(THE PROBLEM):
Return all of the lines below exactly as they are.
+ + + +
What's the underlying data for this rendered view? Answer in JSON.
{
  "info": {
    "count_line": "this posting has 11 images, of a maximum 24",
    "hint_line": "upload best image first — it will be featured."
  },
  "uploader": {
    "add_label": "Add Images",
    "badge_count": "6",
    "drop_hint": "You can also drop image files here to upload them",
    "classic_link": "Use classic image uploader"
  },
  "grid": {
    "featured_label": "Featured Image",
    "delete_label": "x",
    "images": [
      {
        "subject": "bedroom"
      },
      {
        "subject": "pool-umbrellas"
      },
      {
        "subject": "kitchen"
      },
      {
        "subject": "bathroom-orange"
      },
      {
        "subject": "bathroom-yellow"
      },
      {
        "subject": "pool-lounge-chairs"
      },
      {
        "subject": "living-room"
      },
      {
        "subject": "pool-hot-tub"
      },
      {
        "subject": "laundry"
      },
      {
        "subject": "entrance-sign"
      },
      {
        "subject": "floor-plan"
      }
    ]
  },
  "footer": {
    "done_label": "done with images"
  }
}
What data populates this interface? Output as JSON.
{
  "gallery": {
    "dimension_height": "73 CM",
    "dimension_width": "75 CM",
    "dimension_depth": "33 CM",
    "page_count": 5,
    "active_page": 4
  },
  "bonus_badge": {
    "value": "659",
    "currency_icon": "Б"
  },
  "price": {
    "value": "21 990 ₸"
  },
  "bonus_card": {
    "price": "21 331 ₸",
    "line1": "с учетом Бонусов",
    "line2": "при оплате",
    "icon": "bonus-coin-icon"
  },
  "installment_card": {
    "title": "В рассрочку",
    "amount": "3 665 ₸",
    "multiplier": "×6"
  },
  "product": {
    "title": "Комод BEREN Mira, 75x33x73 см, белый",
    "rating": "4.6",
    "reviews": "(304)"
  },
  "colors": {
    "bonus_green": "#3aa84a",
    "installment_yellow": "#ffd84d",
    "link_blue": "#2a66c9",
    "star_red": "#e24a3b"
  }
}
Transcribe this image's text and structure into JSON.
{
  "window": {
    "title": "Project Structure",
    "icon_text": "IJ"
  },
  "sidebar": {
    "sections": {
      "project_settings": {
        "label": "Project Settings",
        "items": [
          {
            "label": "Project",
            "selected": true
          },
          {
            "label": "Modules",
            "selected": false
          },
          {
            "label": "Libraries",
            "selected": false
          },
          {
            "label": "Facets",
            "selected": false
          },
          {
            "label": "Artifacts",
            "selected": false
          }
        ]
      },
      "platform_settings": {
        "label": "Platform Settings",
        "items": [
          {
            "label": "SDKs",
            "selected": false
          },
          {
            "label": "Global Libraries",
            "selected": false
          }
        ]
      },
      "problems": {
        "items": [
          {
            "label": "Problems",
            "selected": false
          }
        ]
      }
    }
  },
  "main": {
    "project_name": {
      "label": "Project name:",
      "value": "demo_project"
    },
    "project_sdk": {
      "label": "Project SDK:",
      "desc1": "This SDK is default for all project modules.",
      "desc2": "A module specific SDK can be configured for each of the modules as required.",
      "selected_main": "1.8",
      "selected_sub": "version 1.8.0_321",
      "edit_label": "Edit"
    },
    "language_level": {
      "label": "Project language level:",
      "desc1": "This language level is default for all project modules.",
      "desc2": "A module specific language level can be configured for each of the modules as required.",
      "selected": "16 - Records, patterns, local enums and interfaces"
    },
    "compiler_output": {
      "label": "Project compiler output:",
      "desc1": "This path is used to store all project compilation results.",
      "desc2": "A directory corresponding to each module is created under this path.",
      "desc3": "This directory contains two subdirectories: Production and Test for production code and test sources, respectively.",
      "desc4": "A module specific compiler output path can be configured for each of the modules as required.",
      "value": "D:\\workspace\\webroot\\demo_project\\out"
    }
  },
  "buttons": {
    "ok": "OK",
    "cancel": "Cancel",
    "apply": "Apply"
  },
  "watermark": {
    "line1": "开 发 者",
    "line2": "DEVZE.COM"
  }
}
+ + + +
(OUTPUT):
What's the underlying data for this rendered view? Answer in JSON.
{
  "info": {
    "count_line": "this posting has 11 images, of a maximum 24",
    "hint_line": "upload best image first — it will be featured."
  },
  "uploader": {
    "add_label": "Add Images",
    "badge_count": "6",
    "drop_hint": "You can also drop image files here to upload them",
    "classic_link": "Use classic image uploader"
  },
  "grid": {
    "featured_label": "Featured Image",
    "delete_label": "x",
    "images": [
      {
        "subject": "bedroom"
      },
      {
        "subject": "pool-umbrellas"
      },
      {
        "subject": "kitchen"
      },
      {
        "subject": "bathroom-orange"
      },
      {
        "subject": "bathroom-yellow"
      },
      {
        "subject": "pool-lounge-chairs"
      },
      {
        "subject": "living-room"
      },
      {
        "subject": "pool-hot-tub"
      },
      {
        "subject": "laundry"
      },
      {
        "subject": "entrance-sign"
      },
      {
        "subject": "floor-plan"
      }
    ]
  },
  "footer": {
    "done_label": "done with images"
  }
}
What data populates this interface? Output as JSON.
{
  "gallery": {
    "dimension_height": "73 CM",
    "dimension_width": "75 CM",
    "dimension_depth": "33 CM",
    "page_count": 5,
    "active_page": 4
  },
  "bonus_badge": {
    "value": "659",
    "currency_icon": "Б"
  },
  "price": {
    "value": "21 990 ₸"
  },
  "bonus_card": {
    "price": "21 331 ₸",
    "line1": "с учетом Бонусов",
    "line2": "при оплате",
    "icon": "bonus-coin-icon"
  },
  "installment_card": {
    "title": "В рассрочку",
    "amount": "3 665 ₸",
    "multiplier": "×6"
  },
  "product": {
    "title": "Комод BEREN Mira, 75x33x73 см, белый",
    "rating": "4.6",
    "reviews": "(304)"
  },
  "colors": {
    "bonus_green": "#3aa84a",
    "installment_yellow": "#ffd84d",
    "link_blue": "#2a66c9",
    "star_red": "#e24a3b"
  }
}
Transcribe this image's text and structure into JSON.
{
  "window": {
    "title": "Project Structure",
    "icon_text": "IJ"
  },
  "sidebar": {
    "sections": {
      "project_settings": {
        "label": "Project Settings",
        "items": [
          {
            "label": "Project",
            "selected": true
          },
          {
            "label": "Modules",
            "selected": false
          },
          {
            "label": "Libraries",
            "selected": false
          },
          {
            "label": "Facets",
            "selected": false
          },
          {
            "label": "Artifacts",
            "selected": false
          }
        ]
      },
      "platform_settings": {
        "label": "Platform Settings",
        "items": [
          {
            "label": "SDKs",
            "selected": false
          },
          {
            "label": "Global Libraries",
            "selected": false
          }
        ]
      },
      "problems": {
        "items": [
          {
            "label": "Problems",
            "selected": false
          }
        ]
      }
    }
  },
  "main": {
    "project_name": {
      "label": "Project name:",
      "value": "demo_project"
    },
    "project_sdk": {
      "label": "Project SDK:",
      "desc1": "This SDK is default for all project modules.",
      "desc2": "A module specific SDK can be configured for each of the modules as required.",
      "selected_main": "1.8",
      "selected_sub": "version 1.8.0_321",
      "edit_label": "Edit"
    },
    "language_level": {
      "label": "Project language level:",
      "desc1": "This language level is default for all project modules.",
      "desc2": "A module specific language level can be configured for each of the modules as required.",
      "selected": "16 - Records, patterns, local enums and interfaces"
    },
    "compiler_output": {
      "label": "Project compiler output:",
      "desc1": "This path is used to store all project compilation results.",
      "desc2": "A directory corresponding to each module is created under this path.",
      "desc3": "This directory contains two subdirectories: Production and Test for production code and test sources, respectively.",
      "desc4": "A module specific compiler output path can be configured for each of the modules as required.",
      "value": "D:\\workspace\\webroot\\demo_project\\out"
    }
  },
  "buttons": {
    "ok": "OK",
    "cancel": "Cancel",
    "apply": "Apply"
  },
  "watermark": {
    "line1": "开 发 者",
    "line2": "DEVZE.COM"
  }
}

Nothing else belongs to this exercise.